The Bucharest TMA stretches well into the Carpathians in the North. The TMA starts at 4500Ft AGL (up to FL175) in this area. Cross-country flights are possible by not going over a maximum altitude of 4500ft/1350m AGL, but they are still pretty difficult. We therefore leave the TMA to the West towards Pitesti and take off right at the border of the TMA and fly to the West or South-West. Possible cross-country distance is 200km to the West or 130 km to the South-West.

Flying East to West along the Sub-Carpathian Hills

Flying to the West (above) and to the South-West (below).

Flying Triangles in the Flatland

Flying triangles in the flats is rather difficult. In the flats there are no mountain ridges to organize thermal activity. If there is no wind to organize them in rows of lift and sink, pilots may need to fly in a zig-zag pattern to connect thermal sources/triggers or cumulus clouds which makes cross-country flying very inefficient. With that said, flying triangles in the flats is still possible and much fun. In the Romanian flats, we have a big area bordered by the Buchatest TMA (in the East), Craiova TMA (in the West), the Danube (in the South) and the Sub-Carpathians (in the North). 300km long triangles are theoretically possible here, but pilots can reasonably expect to fly 100 to 150km triangles.

A reasonable route (already flown in 2017) starts at Alexandria, continues to Rosiorii de Vede/Dobrotesti, then to Turnu Magurele and back to Alexandria.

Flying in the East

We have not explored flying in the Eastern part of the flats, but it is also possible, from Galati to the South/SSW. This area is delimited by the Danune (flowing from the South to the North) and the Buzau/Bobocu NOTAMS and the Buchatest TMA.

Flying in the flats is not less technical or easier to do than in the mountains, but it is probably safer.
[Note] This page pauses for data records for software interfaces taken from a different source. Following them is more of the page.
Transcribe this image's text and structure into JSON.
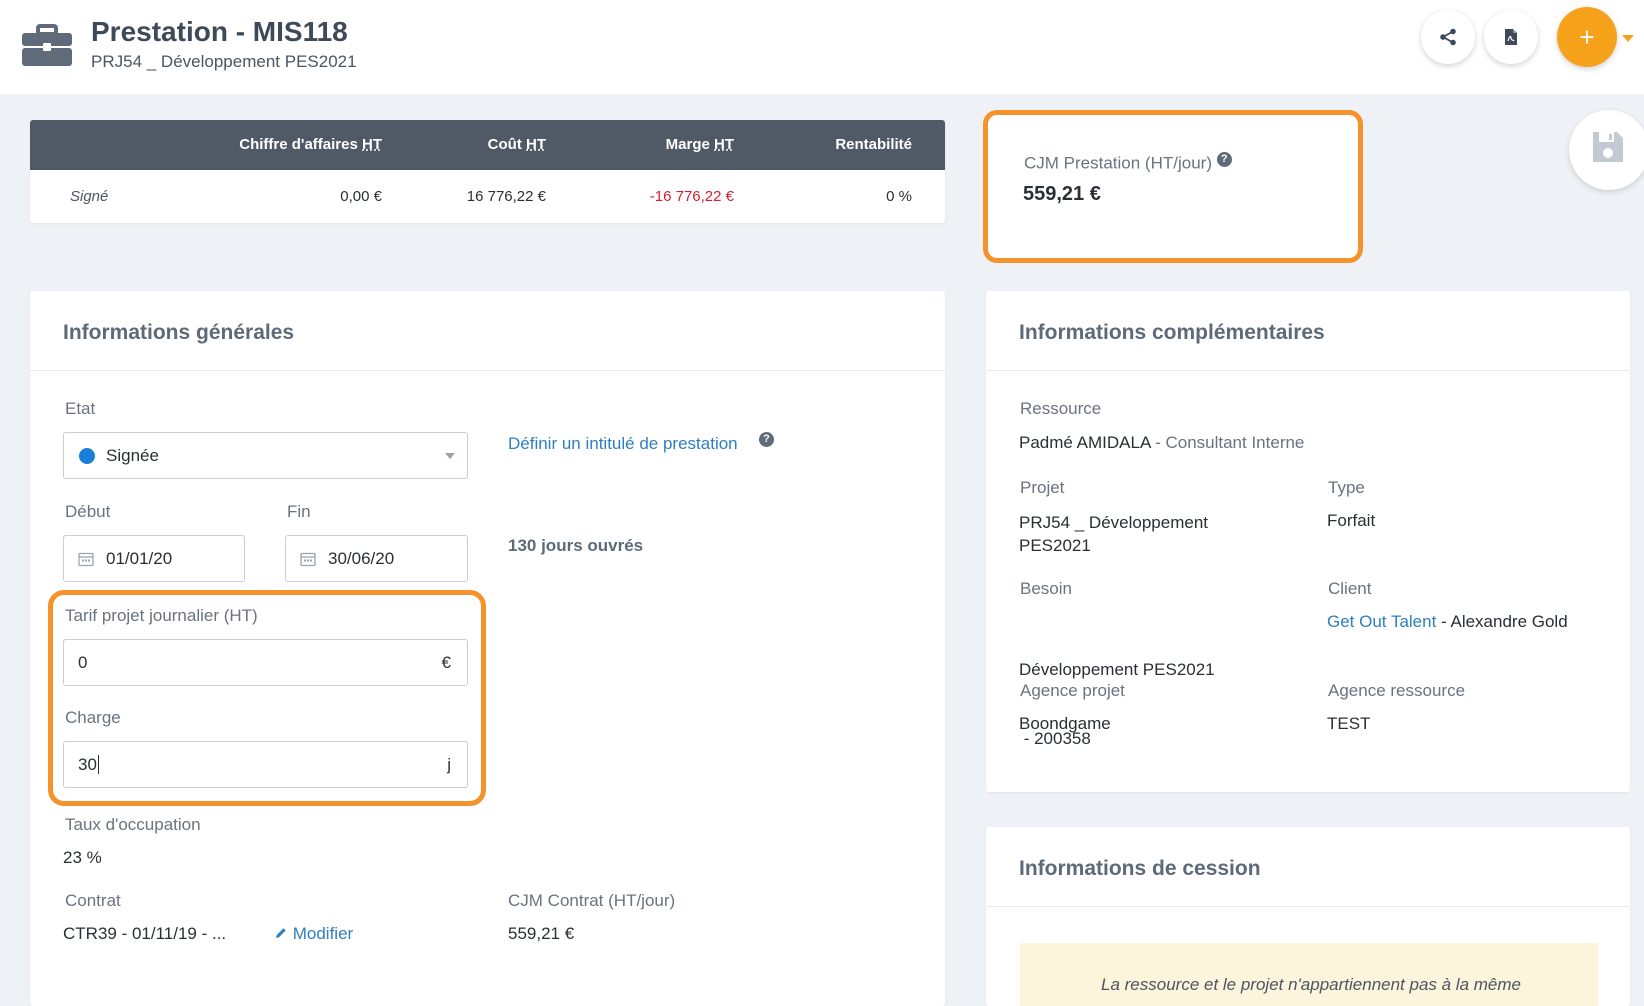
{
  "header": {
    "title": "Prestation - MIS118",
    "subtitle": "PRJ54 _ Développement PES2021",
    "add_label": "+"
  },
  "financial": {
    "columns": [
      "Chiffre d'affaires",
      "Coût",
      "Marge",
      "Rentabilité"
    ],
    "column_suffix": "HT",
    "row": {
      "label": "Signé",
      "revenue": "0,00 €",
      "cost": "16 776,22 €",
      "margin": "-16 776,22 €",
      "profitability": "0 %"
    }
  },
  "cjm": {
    "label": "CJM Prestation (HT/jour)",
    "value": "559,21 €",
    "help": "?"
  },
  "general": {
    "title": "Informations générales",
    "etat_label": "Etat",
    "etat_value": "Signée",
    "define_title_link": "Définir un intitulé de prestation",
    "help": "?",
    "debut_label": "Début",
    "debut_value": "01/01/20",
    "fin_label": "Fin",
    "fin_value": "30/06/20",
    "working_days": "130 jours ouvrés",
    "tarif_label": "Tarif projet journalier (HT)",
    "tarif_value": "0",
    "tarif_suffix": "€",
    "charge_label": "Charge",
    "charge_value": "30",
    "charge_suffix": "j",
    "occupation_label": "Taux d'occupation",
    "occupation_value": "23 %",
    "contrat_label": "Contrat",
    "contrat_value": "CTR39 - 01/11/19 - ...",
    "modifier_link": "Modifier",
    "cjm_contrat_label": "CJM Contrat (HT/jour)",
    "cjm_contrat_value": "559,21 €"
  },
  "complementary": {
    "title": "Informations complémentaires",
    "ressource_label": "Ressource",
    "ressource_name": "Padmé AMIDALA",
    "ressource_role": "- Consultant Interne",
    "projet_label": "Projet",
    "projet_value_line1": "PRJ54 _ Développement",
    "projet_value_line2": "PES2021",
    "type_label": "Type",
    "type_value": "Forfait",
    "besoin_label": "Besoin",
    "besoin_value_line1": "Développement PES2021",
    "besoin_value_line2": " - 200358",
    "client_label": "Client",
    "client_company": "Get Out Talent",
    "client_separator": " - ",
    "client_contact": "Alexandre Gold",
    "agence_projet_label": "Agence projet",
    "agence_projet_value": "Boondgame",
    "agence_ressource_label": "Agence ressource",
    "agence_ressource_value": "TEST"
  },
  "cession": {
    "title": "Informations de cession",
    "notice": "La ressource et le projet n'appartiennent pas à la même"
  },
  "colors": {
    "accent_orange": "#f5922b",
    "add_button": "#f7a21b",
    "link_blue": "#2f7fc0",
    "negative_red": "#d0202e",
    "table_header": "#505a66"
  }
}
There are lots of unexplored opportunities in the Romanian flatlands, so make friends with pilots and groups operating winches and fly.